[Extracted data entries]
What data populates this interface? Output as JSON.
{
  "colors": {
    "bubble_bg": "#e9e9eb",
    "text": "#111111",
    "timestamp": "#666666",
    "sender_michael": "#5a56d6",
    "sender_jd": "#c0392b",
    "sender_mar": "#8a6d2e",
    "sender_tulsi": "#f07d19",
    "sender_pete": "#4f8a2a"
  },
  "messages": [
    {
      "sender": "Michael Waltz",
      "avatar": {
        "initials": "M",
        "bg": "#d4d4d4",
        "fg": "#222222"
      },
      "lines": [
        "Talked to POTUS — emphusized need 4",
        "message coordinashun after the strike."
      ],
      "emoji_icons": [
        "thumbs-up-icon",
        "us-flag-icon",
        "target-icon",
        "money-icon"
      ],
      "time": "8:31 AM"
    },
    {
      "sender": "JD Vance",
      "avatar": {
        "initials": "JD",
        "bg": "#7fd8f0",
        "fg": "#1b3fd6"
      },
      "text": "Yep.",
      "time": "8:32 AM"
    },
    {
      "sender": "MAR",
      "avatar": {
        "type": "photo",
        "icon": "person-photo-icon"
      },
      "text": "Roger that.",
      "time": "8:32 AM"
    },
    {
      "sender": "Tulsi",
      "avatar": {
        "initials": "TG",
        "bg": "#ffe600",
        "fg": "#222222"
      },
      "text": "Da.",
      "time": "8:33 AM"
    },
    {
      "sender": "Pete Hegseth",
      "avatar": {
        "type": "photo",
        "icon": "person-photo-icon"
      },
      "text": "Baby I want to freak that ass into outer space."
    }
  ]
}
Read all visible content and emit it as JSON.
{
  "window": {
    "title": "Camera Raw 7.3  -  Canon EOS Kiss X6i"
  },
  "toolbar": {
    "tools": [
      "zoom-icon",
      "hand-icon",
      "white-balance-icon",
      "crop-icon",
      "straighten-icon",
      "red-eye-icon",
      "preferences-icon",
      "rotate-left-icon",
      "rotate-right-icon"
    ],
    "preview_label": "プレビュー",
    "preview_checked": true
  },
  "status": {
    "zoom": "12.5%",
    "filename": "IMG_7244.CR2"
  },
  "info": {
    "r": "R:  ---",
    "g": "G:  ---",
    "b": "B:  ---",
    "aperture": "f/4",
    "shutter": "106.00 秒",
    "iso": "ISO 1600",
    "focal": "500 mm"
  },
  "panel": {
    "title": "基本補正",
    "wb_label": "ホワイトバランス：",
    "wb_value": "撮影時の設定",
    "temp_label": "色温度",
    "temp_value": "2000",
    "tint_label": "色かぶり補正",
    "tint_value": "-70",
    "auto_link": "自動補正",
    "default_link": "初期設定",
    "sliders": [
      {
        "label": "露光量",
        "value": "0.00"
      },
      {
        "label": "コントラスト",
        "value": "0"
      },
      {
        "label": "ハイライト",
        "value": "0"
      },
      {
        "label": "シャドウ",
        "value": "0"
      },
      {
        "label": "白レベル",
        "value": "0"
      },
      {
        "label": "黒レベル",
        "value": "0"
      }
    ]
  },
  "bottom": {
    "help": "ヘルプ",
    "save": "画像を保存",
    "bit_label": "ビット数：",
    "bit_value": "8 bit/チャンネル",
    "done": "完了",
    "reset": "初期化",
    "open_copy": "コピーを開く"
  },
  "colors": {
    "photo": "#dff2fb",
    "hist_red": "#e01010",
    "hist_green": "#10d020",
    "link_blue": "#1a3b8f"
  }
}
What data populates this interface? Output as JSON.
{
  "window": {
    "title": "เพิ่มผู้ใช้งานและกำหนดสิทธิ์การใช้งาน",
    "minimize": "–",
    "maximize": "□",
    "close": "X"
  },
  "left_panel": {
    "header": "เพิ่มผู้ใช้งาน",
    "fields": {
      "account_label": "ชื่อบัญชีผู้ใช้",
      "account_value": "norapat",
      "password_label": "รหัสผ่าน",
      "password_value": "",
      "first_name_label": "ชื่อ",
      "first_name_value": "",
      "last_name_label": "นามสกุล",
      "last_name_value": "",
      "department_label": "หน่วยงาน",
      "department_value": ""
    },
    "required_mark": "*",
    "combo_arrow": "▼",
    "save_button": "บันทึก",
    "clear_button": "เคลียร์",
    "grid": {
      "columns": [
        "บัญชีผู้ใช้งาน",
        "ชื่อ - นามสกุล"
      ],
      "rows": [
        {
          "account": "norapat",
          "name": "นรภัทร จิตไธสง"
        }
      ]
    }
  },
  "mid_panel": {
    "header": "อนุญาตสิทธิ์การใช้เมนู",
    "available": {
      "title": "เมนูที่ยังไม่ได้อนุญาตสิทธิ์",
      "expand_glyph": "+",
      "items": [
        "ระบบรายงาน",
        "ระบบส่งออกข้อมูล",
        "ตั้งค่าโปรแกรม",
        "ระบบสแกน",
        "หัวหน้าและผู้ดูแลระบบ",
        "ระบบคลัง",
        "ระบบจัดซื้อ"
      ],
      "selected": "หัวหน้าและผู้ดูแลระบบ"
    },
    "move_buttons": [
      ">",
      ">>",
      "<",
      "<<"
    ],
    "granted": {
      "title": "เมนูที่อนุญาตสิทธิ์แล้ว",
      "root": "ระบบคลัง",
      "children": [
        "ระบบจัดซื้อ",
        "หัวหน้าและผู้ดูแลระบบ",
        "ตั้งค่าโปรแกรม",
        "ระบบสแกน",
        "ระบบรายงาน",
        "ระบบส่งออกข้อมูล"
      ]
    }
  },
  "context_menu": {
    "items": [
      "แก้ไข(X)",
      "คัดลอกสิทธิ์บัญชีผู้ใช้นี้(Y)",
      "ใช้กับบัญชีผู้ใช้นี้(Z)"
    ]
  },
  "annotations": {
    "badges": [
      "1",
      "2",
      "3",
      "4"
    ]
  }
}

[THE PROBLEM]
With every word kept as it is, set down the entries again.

[RESPONSE FOR THIS EXERCISE]
What data populates this interface? Output as JSON.
{
  "colors": {
    "bubble_bg": "#e9e9eb",
    "text": "#111111",
    "timestamp": "#666666",
    "sender_michael": "#5a56d6",
    "sender_jd": "#c0392b",
    "sender_mar": "#8a6d2e",
    "sender_tulsi": "#f07d19",
    "sender_pete": "#4f8a2a"
  },
  "messages": [
    {
      "sender": "Michael Waltz",
      "avatar": {
        "initials": "M",
        "bg": "#d4d4d4",
        "fg": "#222222"
      },
      "lines": [
        "Talked to POTUS — emphusized need 4",
        "message coordinashun after the strike."
      ],
      "emoji_icons": [
        "thumbs-up-icon",
        "us-flag-icon",
        "target-icon",
        "money-icon"
      ],
      "time": "8:31 AM"
    },
    {
      "sender": "JD Vance",
      "avatar": {
        "initials": "JD",
        "bg": "#7fd8f0",
        "fg": "#1b3fd6"
      },
      "text": "Yep.",
      "time": "8:32 AM"
    },
    {
      "sender": "MAR",
      "avatar": {
        "type": "photo",
        "icon": "person-photo-icon"
      },
      "text": "Roger that.",
      "time": "8:32 AM"
    },
    {
      "sender": "Tulsi",
      "avatar": {
        "initials": "TG",
        "bg": "#ffe600",
        "fg": "#222222"
      },
      "text": "Da.",
      "time": "8:33 AM"
    },
    {
      "sender": "Pete Hegseth",
      "avatar": {
        "type": "photo",
        "icon": "person-photo-icon"
      },
      "text": "Baby I want to freak that ass into outer space."
    }
  ]
}
Read all visible content and emit it as JSON.
{
  "window": {
    "title": "Camera Raw 7.3  -  Canon EOS Kiss X6i"
  },
  "toolbar": {
    "tools": [
      "zoom-icon",
      "hand-icon",
      "white-balance-icon",
      "crop-icon",
      "straighten-icon",
      "red-eye-icon",
      "preferences-icon",
      "rotate-left-icon",
      "rotate-right-icon"
    ],
    "preview_label": "プレビュー",
    "preview_checked": true
  },
  "status": {
    "zoom": "12.5%",
    "filename": "IMG_7244.CR2"
  },
  "info": {
    "r": "R:  ---",
    "g": "G:  ---",
    "b": "B:  ---",
    "aperture": "f/4",
    "shutter": "106.00 秒",
    "iso": "ISO 1600",
    "focal": "500 mm"
  },
  "panel": {
    "title": "基本補正",
    "wb_label": "ホワイトバランス：",
    "wb_value": "撮影時の設定",
    "temp_label": "色温度",
    "temp_value": "2000",
    "tint_label": "色かぶり補正",
    "tint_value": "-70",
    "auto_link": "自動補正",
    "default_link": "初期設定",
    "sliders": [
      {
        "label": "露光量",
        "value": "0.00"
      },
      {
        "label": "コントラスト",
        "value": "0"
      },
      {
        "label": "ハイライト",
        "value": "0"
      },
      {
        "label": "シャドウ",
        "value": "0"
      },
      {
        "label": "白レベル",
        "value": "0"
      },
      {
        "label": "黒レベル",
        "value": "0"
      }
    ]
  },
  "bottom": {
    "help": "ヘルプ",
    "save": "画像を保存",
    "bit_label": "ビット数：",
    "bit_value": "8 bit/チャンネル",
    "done": "完了",
    "reset": "初期化",
    "open_copy": "コピーを開く"
  },
  "colors": {
    "photo": "#dff2fb",
    "hist_red": "#e01010",
    "hist_green": "#10d020",
    "link_blue": "#1a3b8f"
  }
}
What data populates this interface? Output as JSON.
{
  "window": {
    "title": "เพิ่มผู้ใช้งานและกำหนดสิทธิ์การใช้งาน",
    "minimize": "–",
    "maximize": "□",
    "close": "X"
  },
  "left_panel": {
    "header": "เพิ่มผู้ใช้งาน",
    "fields": {
      "account_label": "ชื่อบัญชีผู้ใช้",
      "account_value": "norapat",
      "password_label": "รหัสผ่าน",
      "password_value": "",
      "first_name_label": "ชื่อ",
      "first_name_value": "",
      "last_name_label": "นามสกุล",
      "last_name_value": "",
      "department_label": "หน่วยงาน",
      "department_value": ""
    },
    "required_mark": "*",
    "combo_arrow": "▼",
    "save_button": "บันทึก",
    "clear_button": "เคลียร์",
    "grid": {
      "columns": [
        "บัญชีผู้ใช้งาน",
        "ชื่อ - นามสกุล"
      ],
      "rows": [
        {
          "account": "norapat",
          "name": "นรภัทร จิตไธสง"
        }
      ]
    }
  },
  "mid_panel": {
    "header": "อนุญาตสิทธิ์การใช้เมนู",
    "available": {
      "title": "เมนูที่ยังไม่ได้อนุญาตสิทธิ์",
      "expand_glyph": "+",
      "items": [
        "ระบบรายงาน",
        "ระบบส่งออกข้อมูล",
        "ตั้งค่าโปรแกรม",
        "ระบบสแกน",
        "หัวหน้าและผู้ดูแลระบบ",
        "ระบบคลัง",
        "ระบบจัดซื้อ"
      ],
      "selected": "หัวหน้าและผู้ดูแลระบบ"
    },
    "move_buttons": [
      ">",
      ">>",
      "<",
      "<<"
    ],
    "granted": {
      "title": "เมนูที่อนุญาตสิทธิ์แล้ว",
      "root": "ระบบคลัง",
      "children": [
        "ระบบจัดซื้อ",
        "หัวหน้าและผู้ดูแลระบบ",
        "ตั้งค่าโปรแกรม",
        "ระบบสแกน",
        "ระบบรายงาน",
        "ระบบส่งออกข้อมูล"
      ]
    }
  },
  "context_menu": {
    "items": [
      "แก้ไข(X)",
      "คัดลอกสิทธิ์บัญชีผู้ใช้นี้(Y)",
      "ใช้กับบัญชีผู้ใช้นี้(Z)"
    ]
  },
  "annotations": {
    "badges": [
      "1",
      "2",
      "3",
      "4"
    ]
  }
}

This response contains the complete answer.